[Excerpts from a dataset]
_____
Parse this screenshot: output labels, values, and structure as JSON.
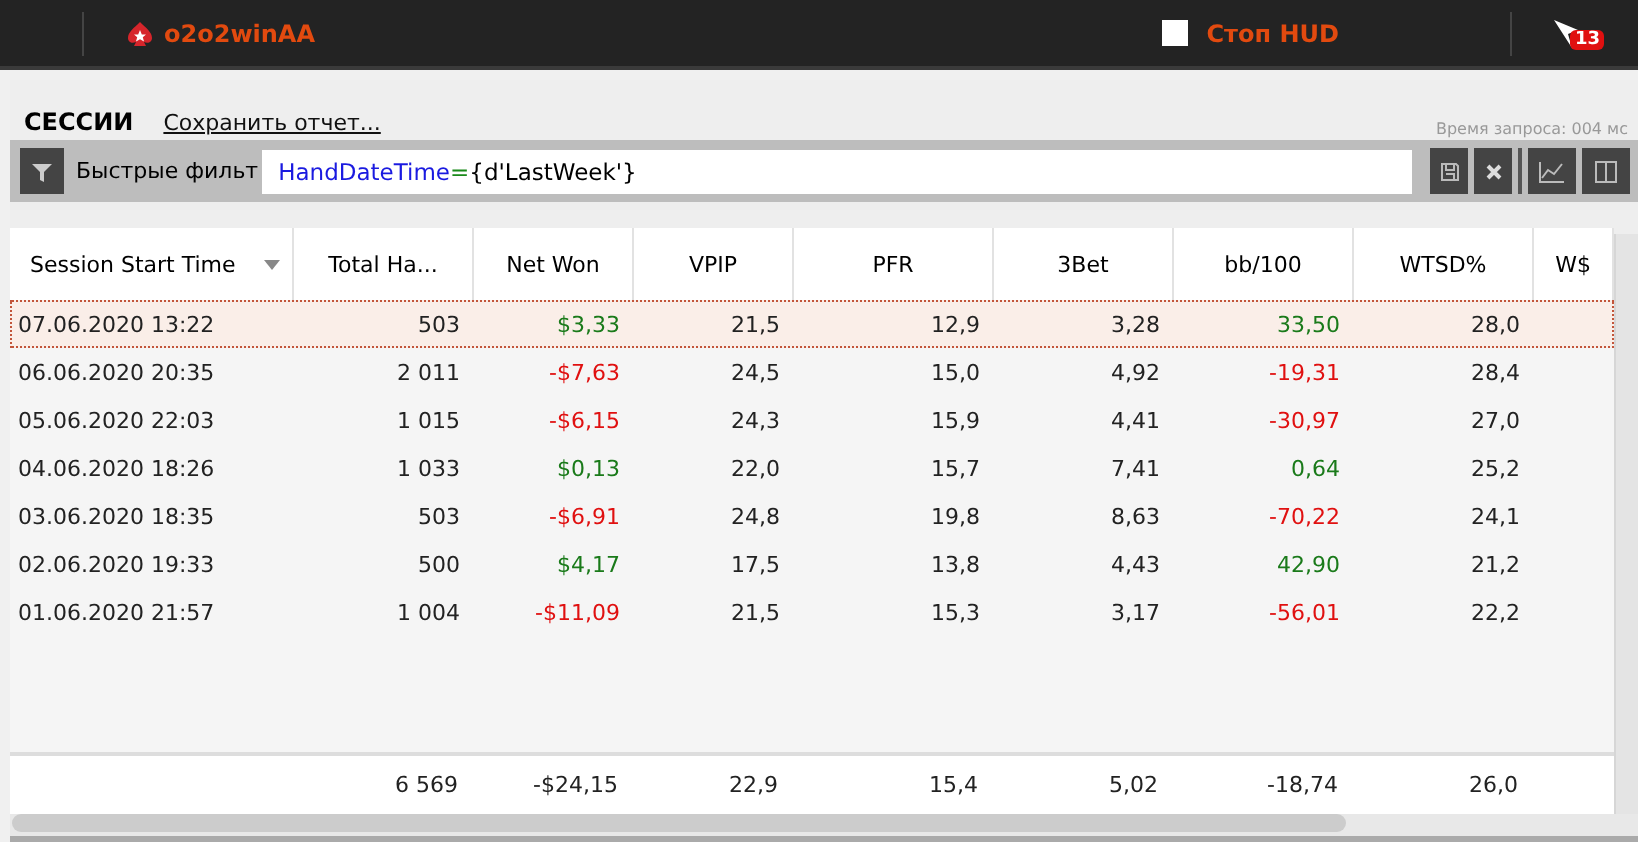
{
  "top_bar": {
    "account": "o2o2winAA",
    "hud_checked": false,
    "hud_label": "Стоп HUD",
    "notification_count": "13"
  },
  "header": {
    "title": "СЕССИИ",
    "save_link": "Сохранить отчет...",
    "query_time": "Время запроса: 004 мс"
  },
  "filter": {
    "label": "Быстрые фильт",
    "field": "HandDateTime",
    "operator": "=",
    "value": "{d'LastWeek'}"
  },
  "table": {
    "columns": [
      {
        "label": "Session Start Time",
        "sorted": true
      },
      {
        "label": "Total Ha...",
        "sorted": false
      },
      {
        "label": "Net Won",
        "sorted": false
      },
      {
        "label": "VPIP",
        "sorted": false
      },
      {
        "label": "PFR",
        "sorted": false
      },
      {
        "label": "3Bet",
        "sorted": false
      },
      {
        "label": "bb/100",
        "sorted": false
      },
      {
        "label": "WTSD%",
        "sorted": false
      },
      {
        "label": "W$",
        "sorted": false
      }
    ],
    "rows": [
      {
        "selected": true,
        "cells": [
          {
            "text": "07.06.2020 13:22"
          },
          {
            "text": "503"
          },
          {
            "text": "$3,33",
            "negative": false
          },
          {
            "text": "21,5"
          },
          {
            "text": "12,9"
          },
          {
            "text": "3,28"
          },
          {
            "text": "33,50",
            "negative": false
          },
          {
            "text": "28,0"
          }
        ]
      },
      {
        "selected": false,
        "cells": [
          {
            "text": "06.06.2020 20:35"
          },
          {
            "text": "2 011"
          },
          {
            "text": "-$7,63",
            "negative": true
          },
          {
            "text": "24,5"
          },
          {
            "text": "15,0"
          },
          {
            "text": "4,92"
          },
          {
            "text": "-19,31",
            "negative": true
          },
          {
            "text": "28,4"
          }
        ]
      },
      {
        "selected": false,
        "cells": [
          {
            "text": "05.06.2020 22:03"
          },
          {
            "text": "1 015"
          },
          {
            "text": "-$6,15",
            "negative": true
          },
          {
            "text": "24,3"
          },
          {
            "text": "15,9"
          },
          {
            "text": "4,41"
          },
          {
            "text": "-30,97",
            "negative": true
          },
          {
            "text": "27,0"
          }
        ]
      },
      {
        "selected": false,
        "cells": [
          {
            "text": "04.06.2020 18:26"
          },
          {
            "text": "1 033"
          },
          {
            "text": "$0,13",
            "negative": false
          },
          {
            "text": "22,0"
          },
          {
            "text": "15,7"
          },
          {
            "text": "7,41"
          },
          {
            "text": "0,64",
            "negative": false
          },
          {
            "text": "25,2"
          }
        ]
      },
      {
        "selected": false,
        "cells": [
          {
            "text": "03.06.2020 18:35"
          },
          {
            "text": "503"
          },
          {
            "text": "-$6,91",
            "negative": true
          },
          {
            "text": "24,8"
          },
          {
            "text": "19,8"
          },
          {
            "text": "8,63"
          },
          {
            "text": "-70,22",
            "negative": true
          },
          {
            "text": "24,1"
          }
        ]
      },
      {
        "selected": false,
        "cells": [
          {
            "text": "02.06.2020 19:33"
          },
          {
            "text": "500"
          },
          {
            "text": "$4,17",
            "negative": false
          },
          {
            "text": "17,5"
          },
          {
            "text": "13,8"
          },
          {
            "text": "4,43"
          },
          {
            "text": "42,90",
            "negative": false
          },
          {
            "text": "21,2"
          }
        ]
      },
      {
        "selected": false,
        "cells": [
          {
            "text": "01.06.2020 21:57"
          },
          {
            "text": "1 004"
          },
          {
            "text": "-$11,09",
            "negative": true
          },
          {
            "text": "21,5"
          },
          {
            "text": "15,3"
          },
          {
            "text": "3,17"
          },
          {
            "text": "-56,01",
            "negative": true
          },
          {
            "text": "22,2"
          }
        ]
      }
    ],
    "totals": [
      "6 569",
      "-$24,15",
      "22,9",
      "15,4",
      "5,02",
      "-18,74",
      "26,0"
    ]
  }
}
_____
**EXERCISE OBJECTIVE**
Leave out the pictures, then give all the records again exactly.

**RESULT OF THE EXERCISE**
Parse this screenshot: output labels, values, and structure as JSON.
{
  "top_bar": {
    "account": "o2o2winAA",
    "hud_checked": false,
    "hud_label": "Стоп HUD",
    "notification_count": "13"
  },
  "header": {
    "title": "СЕССИИ",
    "save_link": "Сохранить отчет...",
    "query_time": "Время запроса: 004 мс"
  },
  "filter": {
    "label": "Быстрые фильт",
    "field": "HandDateTime",
    "operator": "=",
    "value": "{d'LastWeek'}"
  },
  "table": {
    "columns": [
      {
        "label": "Session Start Time",
        "sorted": true
      },
      {
        "label": "Total Ha...",
        "sorted": false
      },
      {
        "label": "Net Won",
        "sorted": false
      },
      {
        "label": "VPIP",
        "sorted": false
      },
      {
        "label": "PFR",
        "sorted": false
      },
      {
        "label": "3Bet",
        "sorted": false
      },
      {
        "label": "bb/100",
        "sorted": false
      },
      {
        "label": "WTSD%",
        "sorted": false
      },
      {
        "label": "W$",
        "sorted": false
      }
    ],
    "rows": [
      {
        "selected": true,
        "cells": [
          {
            "text": "07.06.2020 13:22"
          },
          {
            "text": "503"
          },
          {
            "text": "$3,33",
            "negative": false
          },
          {
            "text": "21,5"
          },
          {
            "text": "12,9"
          },
          {
            "text": "3,28"
          },
          {
            "text": "33,50",
            "negative": false
          },
          {
            "text": "28,0"
          }
        ]
      },
      {
        "selected": false,
        "cells": [
          {
            "text": "06.06.2020 20:35"
          },
          {
            "text": "2 011"
          },
          {
            "text": "-$7,63",
            "negative": true
          },
          {
            "text": "24,5"
          },
          {
            "text": "15,0"
          },
          {
            "text": "4,92"
          },
          {
            "text": "-19,31",
            "negative": true
          },
          {
            "text": "28,4"
          }
        ]
      },
      {
        "selected": false,
        "cells": [
          {
            "text": "05.06.2020 22:03"
          },
          {
            "text": "1 015"
          },
          {
            "text": "-$6,15",
            "negative": true
          },
          {
            "text": "24,3"
          },
          {
            "text": "15,9"
          },
          {
            "text": "4,41"
          },
          {
            "text": "-30,97",
            "negative": true
          },
          {
            "text": "27,0"
          }
        ]
      },
      {
        "selected": false,
        "cells": [
          {
            "text": "04.06.2020 18:26"
          },
          {
            "text": "1 033"
          },
          {
            "text": "$0,13",
            "negative": false
          },
          {
            "text": "22,0"
          },
          {
            "text": "15,7"
          },
          {
            "text": "7,41"
          },
          {
            "text": "0,64",
            "negative": false
          },
          {
            "text": "25,2"
          }
        ]
      },
      {
        "selected": false,
        "cells": [
          {
            "text": "03.06.2020 18:35"
          },
          {
            "text": "503"
          },
          {
            "text": "-$6,91",
            "negative": true
          },
          {
            "text": "24,8"
          },
          {
            "text": "19,8"
          },
          {
            "text": "8,63"
          },
          {
            "text": "-70,22",
            "negative": true
          },
          {
            "text": "24,1"
          }
        ]
      },
      {
        "selected": false,
        "cells": [
          {
            "text": "02.06.2020 19:33"
          },
          {
            "text": "500"
          },
          {
            "text": "$4,17",
            "negative": false
          },
          {
            "text": "17,5"
          },
          {
            "text": "13,8"
          },
          {
            "text": "4,43"
          },
          {
            "text": "42,90",
            "negative": false
          },
          {
            "text": "21,2"
          }
        ]
      },
      {
        "selected": false,
        "cells": [
          {
            "text": "01.06.2020 21:57"
          },
          {
            "text": "1 004"
          },
          {
            "text": "-$11,09",
            "negative": true
          },
          {
            "text": "21,5"
          },
          {
            "text": "15,3"
          },
          {
            "text": "3,17"
          },
          {
            "text": "-56,01",
            "negative": true
          },
          {
            "text": "22,2"
          }
        ]
      }
    ],
    "totals": [
      "6 569",
      "-$24,15",
      "22,9",
      "15,4",
      "5,02",
      "-18,74",
      "26,0"
    ]
  }
}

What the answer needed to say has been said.